──────── Material provided ────────
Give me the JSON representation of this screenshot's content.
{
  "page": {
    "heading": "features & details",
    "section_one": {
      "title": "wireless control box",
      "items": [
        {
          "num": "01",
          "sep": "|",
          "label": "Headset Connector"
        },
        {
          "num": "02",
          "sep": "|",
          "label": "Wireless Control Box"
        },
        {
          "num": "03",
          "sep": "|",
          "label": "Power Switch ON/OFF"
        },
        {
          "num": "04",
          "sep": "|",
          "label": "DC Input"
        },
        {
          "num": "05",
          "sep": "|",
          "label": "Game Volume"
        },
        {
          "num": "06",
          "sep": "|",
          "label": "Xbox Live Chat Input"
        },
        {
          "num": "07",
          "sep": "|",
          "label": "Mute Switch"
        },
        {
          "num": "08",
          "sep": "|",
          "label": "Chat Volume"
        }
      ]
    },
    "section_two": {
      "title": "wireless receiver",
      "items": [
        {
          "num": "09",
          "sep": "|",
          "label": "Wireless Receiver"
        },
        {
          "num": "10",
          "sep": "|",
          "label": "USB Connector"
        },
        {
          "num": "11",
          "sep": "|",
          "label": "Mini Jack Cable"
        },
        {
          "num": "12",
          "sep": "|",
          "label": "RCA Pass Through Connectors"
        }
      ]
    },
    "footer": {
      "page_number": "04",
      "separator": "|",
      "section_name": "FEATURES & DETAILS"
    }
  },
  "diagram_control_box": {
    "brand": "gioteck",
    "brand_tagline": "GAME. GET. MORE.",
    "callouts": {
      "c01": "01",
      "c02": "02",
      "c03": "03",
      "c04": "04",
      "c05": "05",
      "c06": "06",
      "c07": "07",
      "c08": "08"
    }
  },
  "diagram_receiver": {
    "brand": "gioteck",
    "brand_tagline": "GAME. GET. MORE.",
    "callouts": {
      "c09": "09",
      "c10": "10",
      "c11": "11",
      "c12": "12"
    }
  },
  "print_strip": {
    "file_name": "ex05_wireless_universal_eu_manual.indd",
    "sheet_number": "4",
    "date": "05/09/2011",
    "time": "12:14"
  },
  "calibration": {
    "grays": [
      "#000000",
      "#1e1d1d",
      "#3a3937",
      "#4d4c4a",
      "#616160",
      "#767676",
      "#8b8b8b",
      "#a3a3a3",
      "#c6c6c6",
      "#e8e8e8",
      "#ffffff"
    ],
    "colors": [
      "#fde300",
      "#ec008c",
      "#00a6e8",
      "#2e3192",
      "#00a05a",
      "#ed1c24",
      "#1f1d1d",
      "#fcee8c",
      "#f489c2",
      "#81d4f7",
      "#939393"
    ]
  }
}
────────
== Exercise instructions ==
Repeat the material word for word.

== Written response ==
Give me the JSON representation of this screenshot's content.
{
  "page": {
    "heading": "features & details",
    "section_one": {
      "title": "wireless control box",
      "items": [
        {
          "num": "01",
          "sep": "|",
          "label": "Headset Connector"
        },
        {
          "num": "02",
          "sep": "|",
          "label": "Wireless Control Box"
        },
        {
          "num": "03",
          "sep": "|",
          "label": "Power Switch ON/OFF"
        },
        {
          "num": "04",
          "sep": "|",
          "label": "DC Input"
        },
        {
          "num": "05",
          "sep": "|",
          "label": "Game Volume"
        },
        {
          "num": "06",
          "sep": "|",
          "label": "Xbox Live Chat Input"
        },
        {
          "num": "07",
          "sep": "|",
          "label": "Mute Switch"
        },
        {
          "num": "08",
          "sep": "|",
          "label": "Chat Volume"
        }
      ]
    },
    "section_two": {
      "title": "wireless receiver",
      "items": [
        {
          "num": "09",
          "sep": "|",
          "label": "Wireless Receiver"
        },
        {
          "num": "10",
          "sep": "|",
          "label": "USB Connector"
        },
        {
          "num": "11",
          "sep": "|",
          "label": "Mini Jack Cable"
        },
        {
          "num": "12",
          "sep": "|",
          "label": "RCA Pass Through Connectors"
        }
      ]
    },
    "footer": {
      "page_number": "04",
      "separator": "|",
      "section_name": "FEATURES & DETAILS"
    }
  },
  "diagram_control_box": {
    "brand": "gioteck",
    "brand_tagline": "GAME. GET. MORE.",
    "callouts": {
      "c01": "01",
      "c02": "02",
      "c03": "03",
      "c04": "04",
      "c05": "05",
      "c06": "06",
      "c07": "07",
      "c08": "08"
    }
  },
  "diagram_receiver": {
    "brand": "gioteck",
    "brand_tagline": "GAME. GET. MORE.",
    "callouts": {
      "c09": "09",
      "c10": "10",
      "c11": "11",
      "c12": "12"
    }
  },
  "print_strip": {
    "file_name": "ex05_wireless_universal_eu_manual.indd",
    "sheet_number": "4",
    "date": "05/09/2011",
    "time": "12:14"
  },
  "calibration": {
    "grays": [
      "#000000",
      "#1e1d1d",
      "#3a3937",
      "#4d4c4a",
      "#616160",
      "#767676",
      "#8b8b8b",
      "#a3a3a3",
      "#c6c6c6",
      "#e8e8e8",
      "#ffffff"
    ],
    "colors": [
      "#fde300",
      "#ec008c",
      "#00a6e8",
      "#2e3192",
      "#00a05a",
      "#ed1c24",
      "#1f1d1d",
      "#fcee8c",
      "#f489c2",
      "#81d4f7",
      "#939393"
    ]
  }
}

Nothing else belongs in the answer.